Vt. Lawmakers Include New State Property Tax in Finance Plan
Vermont lawmakers approved a major school-finance-reform plan in the final days of their legislative session, achieving a goal that has eluded state leaders for decades.
The restructuring of the funding system comes just four months after the state supreme court found the present system unconstitutional and ordered the legislature to fix it.
Passed June 13, the legislators' plan calls for creation of a new statewide property tax earmarked for schools and designed to remedy funding inequities among districts.
The $58 million bill, which was awaiting Gov. Howard Dean's signature late last week, would abolish the current funding system, which relies on local property taxes to pay 70 percent of local education costs. Instead, property-owners would pay a flat-rate property tax to the state, and other statewide taxes would increase slightly. Local property taxes, relatedly, would be done away with.
In addition, the bill would order the state education department and board of education to improve school quality. By January 1998, the bill calls for education officials to draft a strategic-improvement plan every five years and a comprehensive system of early-childhood services, and to evaluate funding for special education.
State education department employees are analyzing the legislation and reviewing the additional tasks it spells out for the department.
"Although this work looks daunting, it is very important," said state education commissioner Marc Hull in a statement. "Vermont's students and its education system will be well served by the work we do over the next six months."
Mr. Dean, a Democrat, plans to sign the bill into law this week after state lawyers review its language, his press secretary, Stephanie Carter, said last week.
"It is a historic bill," the governor told reporters shortly after the House and Senate passed the measure. "It clearly accomplishes what the supreme court ordered us to do, which is provide equity."

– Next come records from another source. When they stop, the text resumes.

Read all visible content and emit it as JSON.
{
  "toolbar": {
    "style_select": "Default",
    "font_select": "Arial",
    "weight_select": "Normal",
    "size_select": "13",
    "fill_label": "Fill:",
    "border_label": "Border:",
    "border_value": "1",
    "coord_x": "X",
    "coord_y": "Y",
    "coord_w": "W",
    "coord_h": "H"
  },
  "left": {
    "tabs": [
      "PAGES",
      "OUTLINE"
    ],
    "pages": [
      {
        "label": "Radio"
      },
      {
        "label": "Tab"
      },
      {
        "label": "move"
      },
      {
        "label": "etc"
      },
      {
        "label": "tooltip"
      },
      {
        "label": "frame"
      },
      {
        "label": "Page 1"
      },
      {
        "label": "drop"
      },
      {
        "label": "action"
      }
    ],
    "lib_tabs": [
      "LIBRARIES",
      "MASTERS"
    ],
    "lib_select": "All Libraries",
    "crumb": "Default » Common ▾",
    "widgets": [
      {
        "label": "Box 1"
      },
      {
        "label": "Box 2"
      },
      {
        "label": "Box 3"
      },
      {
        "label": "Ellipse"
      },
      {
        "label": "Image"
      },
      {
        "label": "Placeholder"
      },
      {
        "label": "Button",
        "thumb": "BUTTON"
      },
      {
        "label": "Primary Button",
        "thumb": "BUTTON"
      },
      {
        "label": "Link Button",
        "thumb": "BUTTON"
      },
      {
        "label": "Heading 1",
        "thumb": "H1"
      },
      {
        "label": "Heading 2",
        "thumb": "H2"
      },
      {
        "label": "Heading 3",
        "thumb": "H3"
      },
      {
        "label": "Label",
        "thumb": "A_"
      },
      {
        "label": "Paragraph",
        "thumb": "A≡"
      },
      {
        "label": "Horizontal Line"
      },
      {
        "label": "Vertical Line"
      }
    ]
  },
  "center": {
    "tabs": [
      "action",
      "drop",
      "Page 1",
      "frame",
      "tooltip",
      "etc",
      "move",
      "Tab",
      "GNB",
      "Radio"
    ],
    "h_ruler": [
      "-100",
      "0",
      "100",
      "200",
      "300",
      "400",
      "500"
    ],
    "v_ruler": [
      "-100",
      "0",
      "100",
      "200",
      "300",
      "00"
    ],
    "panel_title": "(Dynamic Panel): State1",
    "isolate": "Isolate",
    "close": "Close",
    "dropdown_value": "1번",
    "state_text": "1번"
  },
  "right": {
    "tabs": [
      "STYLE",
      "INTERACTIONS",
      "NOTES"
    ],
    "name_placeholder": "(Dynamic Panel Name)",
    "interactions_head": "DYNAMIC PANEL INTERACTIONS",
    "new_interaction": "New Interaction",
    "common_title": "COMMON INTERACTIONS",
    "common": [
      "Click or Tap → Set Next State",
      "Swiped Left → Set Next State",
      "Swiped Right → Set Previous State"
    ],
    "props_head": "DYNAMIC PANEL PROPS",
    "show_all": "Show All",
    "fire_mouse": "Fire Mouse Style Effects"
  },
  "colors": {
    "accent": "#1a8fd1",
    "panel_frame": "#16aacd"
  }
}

In February, the state supreme court declared Vermont's education funding system unconstitutional, saying that the system's dependence on local property taxes caused large funding disparities between wealthy school districts near Vermont's ski resorts and those in poor, rural areas. ("Court Orders Lawmakers To Fix Vermont School-Funding Formula," Feb. 12, 1997.)
Nationwide, more than a dozen state systems of financing schools have been declared unconstitutional since 1989. ("Finance Battles Show Solutions Remain Elusive," June 11, 1997.) However, no state has taken such broad steps in such a short amount of time as Vermont, Ms. Carter said.
As passed, the tax package would total $58 million for fiscal 1998, most of it coming from the new statewide property tax. But no household could be forced to spend more than 2 percent of its annual income on the statewide tax.
Under the plan, the state would pay $5,000 toward the elementary and secondary education of each child in Vermont. Towns could choose to increase that amount by levying a new local property tax, but that money would also be channeled to and distributed by the state using an equalization formula.
The statewide tax rate would be uniform for all property owners, in contrast to the wide variance of property-tax rates that towns now impose. Taxes on gas, restaurant meals, and hotels would also rise slightly.
Vermont has tried to reform its property-tax rate in past years, but state legislators found little to agree on.